Everything I need to know about her life is in that shitty song by The Cult: "Edie (Ciao, Baby)." I liked it when I was 14.

Why not make a movie about Lynette "Squeaky" Fromme? Devendra can play Manson.

jay said...

I wonder if anonymous has ever read this blog before or just found it while searching for Hayden Christensen fan sites.

I haven't seen the film in its entirety yet but I have seen two different trailers and about a five-minute excerpt prominently featuring Christensen. First off, the guy is a mediocre actor at best. He has a pretty face and it helped him land a few roles. Good for him.

Secondly, I think the whole concept of creating a "fictional" character that is so obviously Dylan was ridiculous to begin with. Casting a hack actor who looks/sounds/emotes nothing like Dylan was a bad move on the casting director's part. But obviously they care more about getting tickets sold than autheticity.

As for me having concerns about "appearing cool among the sad Dylan camp"....I don't even know what this is supposed to mean, far less how to respond to it. I write a local VT music blog--I'm pretty damn far from addressing Dylan's "camp".

Your name isn't "Donna" by any chance? :)

jay said...

I'll second Casey's request for a Squeaky Fromme biopic. Or maybe one about "Sexy" Sadie.

I've had a long-time fascination with the Manson Family, and while there are plenty of films that focus on Charlie, there is little on the Manson Women. Might be time to write a screenplay....

casey said...

Let's quit our jobs and make that screenplay happen!

jay said...

You're a writer, I have a film degree....

**jay prepares letter of resignation**

Anonymous said...

uh has anyone seen star wars episode two or three? there lies all the evidence one needs to prove hayden christensen cannot act. what is a sad dylan camp i wonder?

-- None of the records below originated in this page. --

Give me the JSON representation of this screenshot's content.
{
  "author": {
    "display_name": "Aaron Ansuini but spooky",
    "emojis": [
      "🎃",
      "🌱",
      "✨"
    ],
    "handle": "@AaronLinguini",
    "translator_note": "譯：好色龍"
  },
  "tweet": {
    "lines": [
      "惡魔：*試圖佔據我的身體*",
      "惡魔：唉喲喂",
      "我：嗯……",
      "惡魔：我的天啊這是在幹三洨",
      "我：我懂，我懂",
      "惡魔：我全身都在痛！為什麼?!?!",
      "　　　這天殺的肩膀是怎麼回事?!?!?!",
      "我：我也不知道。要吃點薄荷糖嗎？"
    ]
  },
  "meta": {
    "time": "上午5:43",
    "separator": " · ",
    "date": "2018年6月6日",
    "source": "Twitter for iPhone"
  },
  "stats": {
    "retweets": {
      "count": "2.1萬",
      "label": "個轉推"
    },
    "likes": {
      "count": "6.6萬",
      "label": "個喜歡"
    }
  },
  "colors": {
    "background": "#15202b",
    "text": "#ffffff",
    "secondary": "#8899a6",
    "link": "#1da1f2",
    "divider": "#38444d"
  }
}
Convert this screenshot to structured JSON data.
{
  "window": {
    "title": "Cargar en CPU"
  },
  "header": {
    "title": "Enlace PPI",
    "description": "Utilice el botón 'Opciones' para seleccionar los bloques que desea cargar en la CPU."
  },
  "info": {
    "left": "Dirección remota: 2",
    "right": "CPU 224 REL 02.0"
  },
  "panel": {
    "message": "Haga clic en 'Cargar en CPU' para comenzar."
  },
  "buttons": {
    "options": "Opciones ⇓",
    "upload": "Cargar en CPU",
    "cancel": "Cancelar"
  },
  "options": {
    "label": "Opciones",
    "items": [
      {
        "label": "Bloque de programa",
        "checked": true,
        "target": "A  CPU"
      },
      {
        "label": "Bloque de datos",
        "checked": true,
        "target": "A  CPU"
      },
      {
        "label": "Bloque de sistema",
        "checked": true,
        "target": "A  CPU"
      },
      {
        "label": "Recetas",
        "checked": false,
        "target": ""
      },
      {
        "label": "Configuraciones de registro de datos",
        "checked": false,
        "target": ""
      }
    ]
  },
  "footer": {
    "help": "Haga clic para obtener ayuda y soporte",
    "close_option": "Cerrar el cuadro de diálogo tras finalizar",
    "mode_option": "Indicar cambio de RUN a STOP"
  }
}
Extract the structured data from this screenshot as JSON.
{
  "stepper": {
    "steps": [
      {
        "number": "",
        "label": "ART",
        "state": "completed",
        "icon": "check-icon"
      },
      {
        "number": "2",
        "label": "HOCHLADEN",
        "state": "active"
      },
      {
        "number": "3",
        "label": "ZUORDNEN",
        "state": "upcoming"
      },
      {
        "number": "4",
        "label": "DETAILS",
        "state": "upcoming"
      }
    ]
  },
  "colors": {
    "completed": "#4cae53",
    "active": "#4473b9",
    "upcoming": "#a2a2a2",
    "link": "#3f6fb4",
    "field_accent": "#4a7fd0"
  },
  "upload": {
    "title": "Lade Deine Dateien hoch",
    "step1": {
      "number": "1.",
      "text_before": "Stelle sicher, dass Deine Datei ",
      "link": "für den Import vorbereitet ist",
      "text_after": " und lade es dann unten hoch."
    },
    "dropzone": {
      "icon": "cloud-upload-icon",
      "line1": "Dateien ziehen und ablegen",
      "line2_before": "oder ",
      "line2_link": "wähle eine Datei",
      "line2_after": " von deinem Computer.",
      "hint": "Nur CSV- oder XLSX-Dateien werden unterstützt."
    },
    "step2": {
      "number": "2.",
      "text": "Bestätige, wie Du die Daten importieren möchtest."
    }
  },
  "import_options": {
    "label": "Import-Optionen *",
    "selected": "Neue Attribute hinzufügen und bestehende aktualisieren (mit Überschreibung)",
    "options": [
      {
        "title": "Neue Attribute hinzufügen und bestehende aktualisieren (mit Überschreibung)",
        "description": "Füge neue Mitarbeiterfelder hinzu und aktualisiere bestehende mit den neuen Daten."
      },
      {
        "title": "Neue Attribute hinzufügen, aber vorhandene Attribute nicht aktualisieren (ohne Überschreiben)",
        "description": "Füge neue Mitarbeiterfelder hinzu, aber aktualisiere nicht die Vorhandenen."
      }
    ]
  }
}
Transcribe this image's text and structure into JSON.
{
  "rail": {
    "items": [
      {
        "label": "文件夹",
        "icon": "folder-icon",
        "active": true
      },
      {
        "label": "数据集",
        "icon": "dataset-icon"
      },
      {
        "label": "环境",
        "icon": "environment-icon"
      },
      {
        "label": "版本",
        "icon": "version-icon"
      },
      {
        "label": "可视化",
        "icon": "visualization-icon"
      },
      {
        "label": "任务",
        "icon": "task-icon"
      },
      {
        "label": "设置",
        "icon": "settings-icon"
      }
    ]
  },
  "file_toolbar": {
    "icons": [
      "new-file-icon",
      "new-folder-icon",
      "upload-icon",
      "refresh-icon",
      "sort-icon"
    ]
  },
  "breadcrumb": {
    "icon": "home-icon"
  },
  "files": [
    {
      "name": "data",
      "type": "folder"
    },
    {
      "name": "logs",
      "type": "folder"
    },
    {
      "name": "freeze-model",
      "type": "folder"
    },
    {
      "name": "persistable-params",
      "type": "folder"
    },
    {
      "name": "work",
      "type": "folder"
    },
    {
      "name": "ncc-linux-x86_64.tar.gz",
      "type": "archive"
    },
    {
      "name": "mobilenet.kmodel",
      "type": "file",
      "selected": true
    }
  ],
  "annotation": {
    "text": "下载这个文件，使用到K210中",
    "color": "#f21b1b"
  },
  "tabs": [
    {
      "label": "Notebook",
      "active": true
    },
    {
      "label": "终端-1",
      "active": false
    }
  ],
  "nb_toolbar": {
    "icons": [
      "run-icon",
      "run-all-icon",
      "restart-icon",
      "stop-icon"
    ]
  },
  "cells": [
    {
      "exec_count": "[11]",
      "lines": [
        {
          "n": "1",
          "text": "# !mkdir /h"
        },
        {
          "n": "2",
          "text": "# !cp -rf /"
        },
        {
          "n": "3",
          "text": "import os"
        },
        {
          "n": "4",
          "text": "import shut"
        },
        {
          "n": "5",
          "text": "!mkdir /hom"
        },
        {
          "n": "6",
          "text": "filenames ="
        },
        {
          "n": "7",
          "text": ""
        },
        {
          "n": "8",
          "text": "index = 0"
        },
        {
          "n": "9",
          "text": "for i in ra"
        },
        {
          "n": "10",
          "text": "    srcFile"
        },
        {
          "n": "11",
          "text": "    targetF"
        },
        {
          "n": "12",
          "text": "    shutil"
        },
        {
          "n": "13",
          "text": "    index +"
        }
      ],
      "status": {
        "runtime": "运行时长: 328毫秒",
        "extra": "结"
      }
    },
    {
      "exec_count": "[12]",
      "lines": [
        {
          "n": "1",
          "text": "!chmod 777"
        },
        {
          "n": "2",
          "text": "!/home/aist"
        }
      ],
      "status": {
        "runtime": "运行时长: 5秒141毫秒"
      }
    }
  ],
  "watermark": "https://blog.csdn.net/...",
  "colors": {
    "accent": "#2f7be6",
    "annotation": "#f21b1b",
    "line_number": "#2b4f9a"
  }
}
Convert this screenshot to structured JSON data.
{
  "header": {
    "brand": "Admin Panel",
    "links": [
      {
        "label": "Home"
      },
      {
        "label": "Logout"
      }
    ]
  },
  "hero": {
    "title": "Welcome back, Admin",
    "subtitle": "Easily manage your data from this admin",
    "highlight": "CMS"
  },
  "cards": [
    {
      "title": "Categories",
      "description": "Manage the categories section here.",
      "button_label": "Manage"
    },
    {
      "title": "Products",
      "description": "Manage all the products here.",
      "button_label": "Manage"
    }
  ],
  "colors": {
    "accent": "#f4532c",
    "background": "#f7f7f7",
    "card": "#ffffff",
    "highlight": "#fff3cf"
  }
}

casey said...

It's like fat camp, but with depressed zimmermen.

casey said...

re: Factory Girl:

Now I really don't need to see it.

T.J. said...

Interesting. I really want to see "Eat the Document" now. I still have to see the Scorcese doc though. Have you heard about the Todd Haynes Dylan bio coming out "I'm Not There"? It seems to directly address the way he's always challenged how people view his persona. I thought Masked and Anonymous was about that too but in its relationship to politics. Like Dylan was expressing frustration with how critics in his generation want to politicize what he supposedly stands for. Perhaps I'm filtering my memory of the film through what he said much more directly in his memoirs about the issue.

jay said...

I'm really excited for the Todd Haynes film. The use of multiple actors to portray the single role of Dylan is not only a clever experiment but also a nice homage to a multi-faceted & chameleon-like artist.

"Masked and Anonymous" was a grossly underrated film & hopefully will be re-discovered eventually. It explores a lot of Dylan's philosophical and intelectual obsessions, expecially those dealing with the concept of self & the myth of identity. I remember filling up half a notebook with thought tangents I had after watching it the first time. Maybe I'll have to organize them into an essay at some point.